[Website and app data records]
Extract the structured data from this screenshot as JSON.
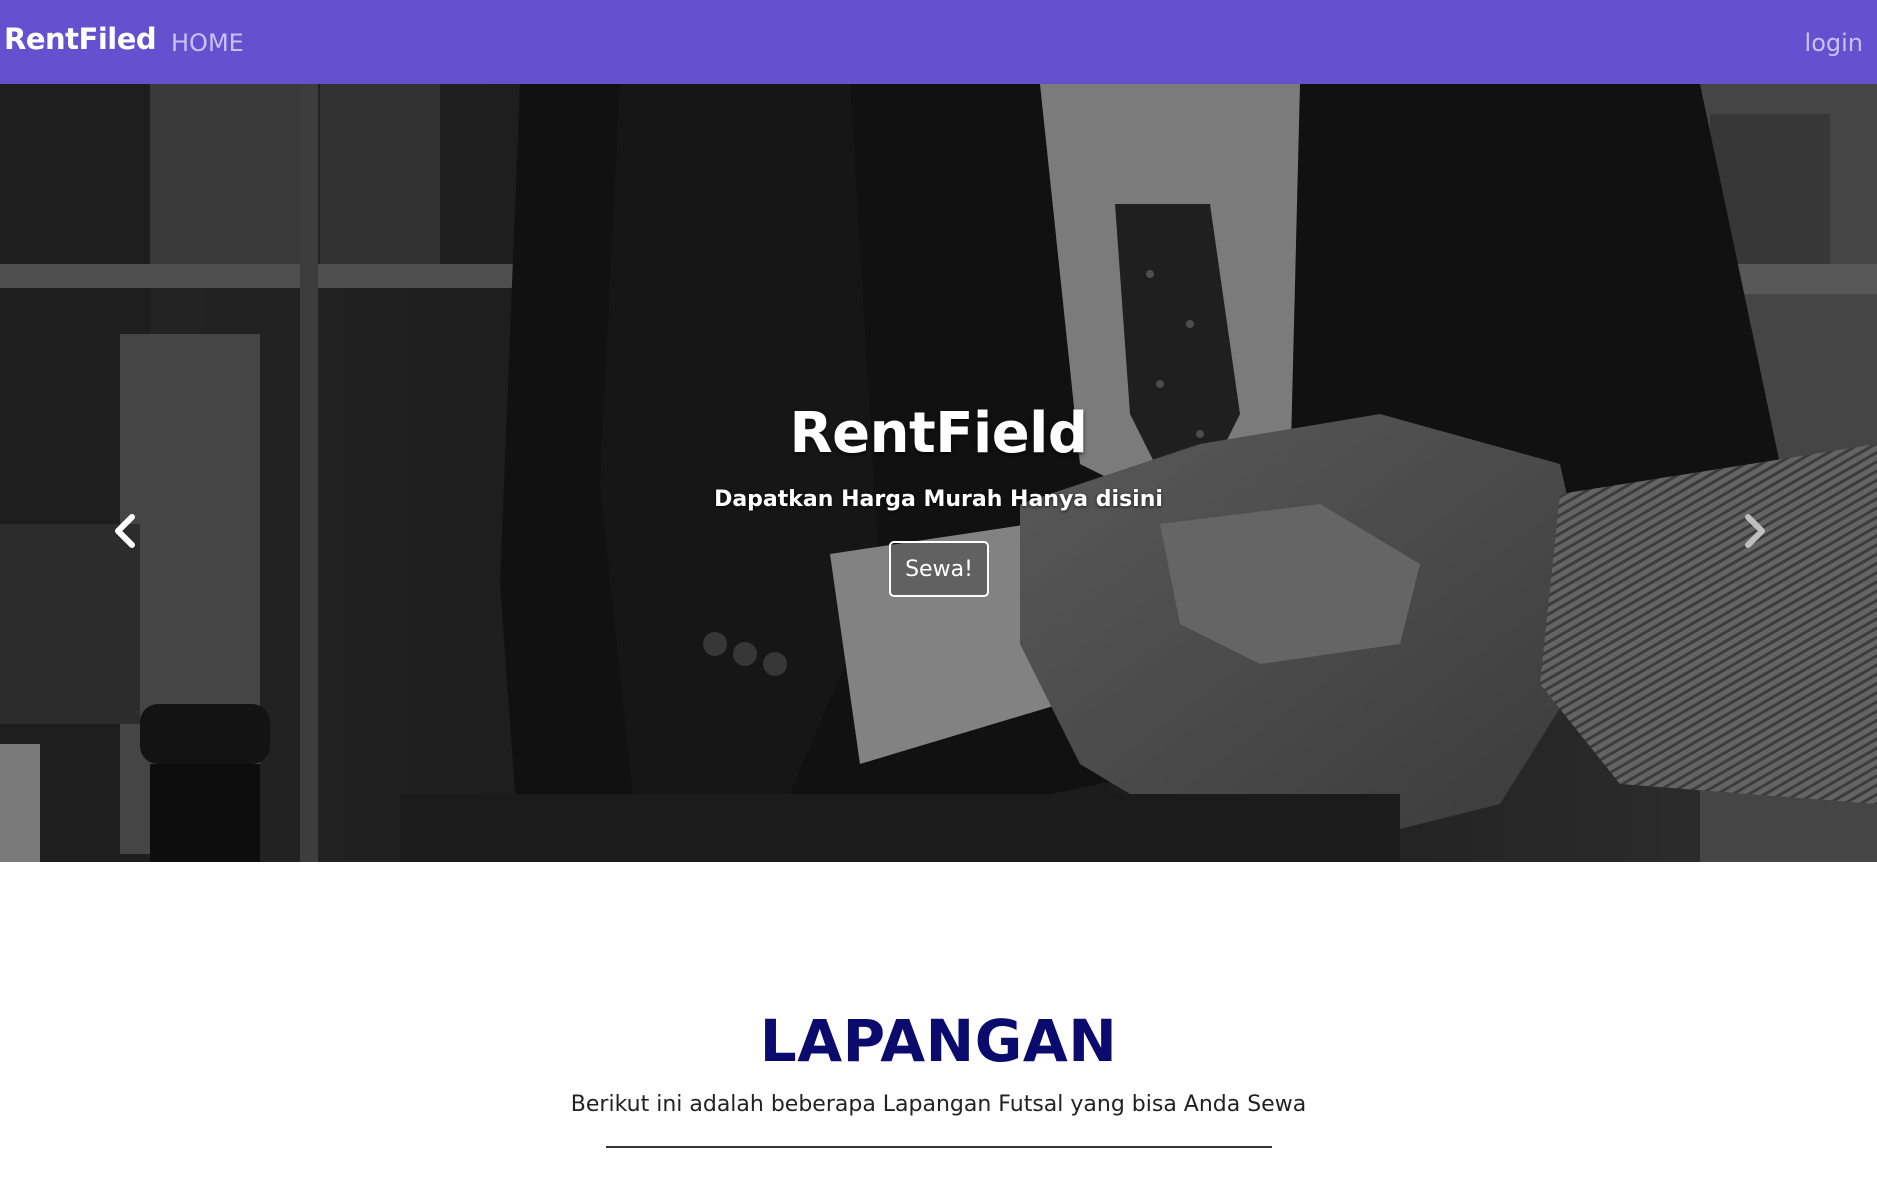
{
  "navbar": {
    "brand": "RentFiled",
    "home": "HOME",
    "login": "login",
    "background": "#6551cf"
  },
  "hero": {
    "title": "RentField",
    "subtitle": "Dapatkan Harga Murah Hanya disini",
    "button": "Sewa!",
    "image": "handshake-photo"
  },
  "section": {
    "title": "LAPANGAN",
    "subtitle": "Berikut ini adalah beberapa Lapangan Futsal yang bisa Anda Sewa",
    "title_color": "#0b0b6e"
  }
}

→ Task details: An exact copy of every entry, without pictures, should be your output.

→ Solution to the problem:
Extract the structured data from this screenshot as JSON.
{
  "navbar": {
    "brand": "RentFiled",
    "home": "HOME",
    "login": "login",
    "background": "#6551cf"
  },
  "hero": {
    "title": "RentField",
    "subtitle": "Dapatkan Harga Murah Hanya disini",
    "button": "Sewa!",
    "image": "handshake-photo"
  },
  "section": {
    "title": "LAPANGAN",
    "subtitle": "Berikut ini adalah beberapa Lapangan Futsal yang bisa Anda Sewa",
    "title_color": "#0b0b6e"
  }
}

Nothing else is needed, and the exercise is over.